This made me think that my own dad must have at least dressed up for that interview day also. Interviewing parents of the children might seem strange to Americans, but hey, you follow the rules. Later, I often felt a bit intimidated when many of my schoolmates were escorted to school in fancy Jaguars driven by elegantly dressed chauffeurs, so I can imagine their parental interviews by the principal must have been classy. In fact, I’ve always heard that wealth has been shown to be important in ultra-famous, though supposedly egalitarian, schools like Harvard. Multi-million dollar named buildings have clear implications. However, this concern was definitely out of our family’s league.
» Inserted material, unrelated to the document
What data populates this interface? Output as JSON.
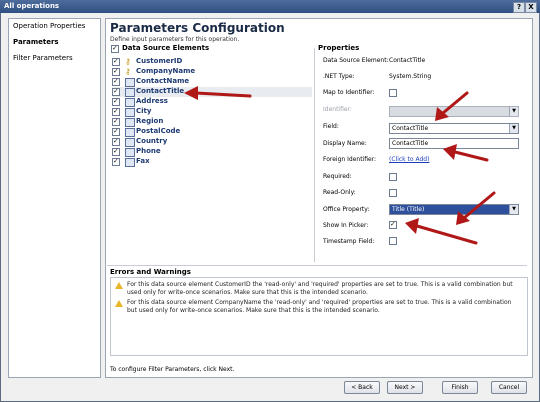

What about first impressions of the student? What might you conclude, from the photo below? The principal was a thoroughly British, scholarly gentleman, pretty stern-looking to me, and I don’t remember him being “impressed” in any way with me. But I had a flexible mix of English, since I spoke pretty fluent American English at home with mom, and had varied British, American and English-speaking Hong Kong friends that I had to communicate with. I suspect that my language skills were probably overall a positive point.
Actually, there was even a kind of affirmative action program in the school for Eurasian (mixed Western-Asian) children, who were discriminated against in society. My mother was American born, but of Chinese ancestry, so even though I was pretty much also a “mixed up” bicultural, even tricultural kid, I’m sure I didn’t really qualify.
事实上，学校里甚至有一种针对在社会上受到歧视的欧亚混血儿的平权行动计划 。我母亲出生在美国，但有中国血统，所以即使我是一个 混合双文化，甚至是三文化的孩子，我确定我真的不够格。
The headmaster finally accepted me, but felt I was too young, so I was diverted for one year to a Chinese school. Even after that, I was still the youngest in class, with its inherent pros and cons. The delay however was likely a good maturation step for me. Since my mother did not know Chinese at all, and I was decidedly English orientated, (British novels and storybooks, and American history and heroes), this move was probably more valuable than I realized.
In the Chinese school, all classes were in Cantonese Chinese, a language as different from the official Mandarin Chinese, as Portuguese is from Spanish. However, it was one positive step along my Chinese language journey. Later on, in my 50s, when I tried to learn (Mandarin) Chinese on my own, especially during my China medical mission phase, some words and phrases I picked up that one year in the Chinese school, probably gave me some unconscious childhood “language priming.”
Clearly, my school selection was really quite different from the modern-day Hong Kong/Asian hyper-exam driven system. Unimaginable today! Actually, I don’t even remember dad and mom ever really pushing me to study anyway, (strange parents), so exams might even have weakened my application!
Getting into a good school in Asia, unfortunately, might indeed set you up for life. Hence the great pressure to get into the “best schools.” I guess that could be reality in much of the world, even in parts of so-called egalitarian America. Maybe it is “less important” in general in America, because the options are greater, but inequalities often begin, unfortunately, quite young.
When Jesus famously said, “don’t forbid the little children from coming to me,” it was part of a broader perspective, that all children are precious to God, and should be preciously nurtured. Which fits perfectly my baby doctor bias! Good schools are truly important, hot peppers in the womb, less so.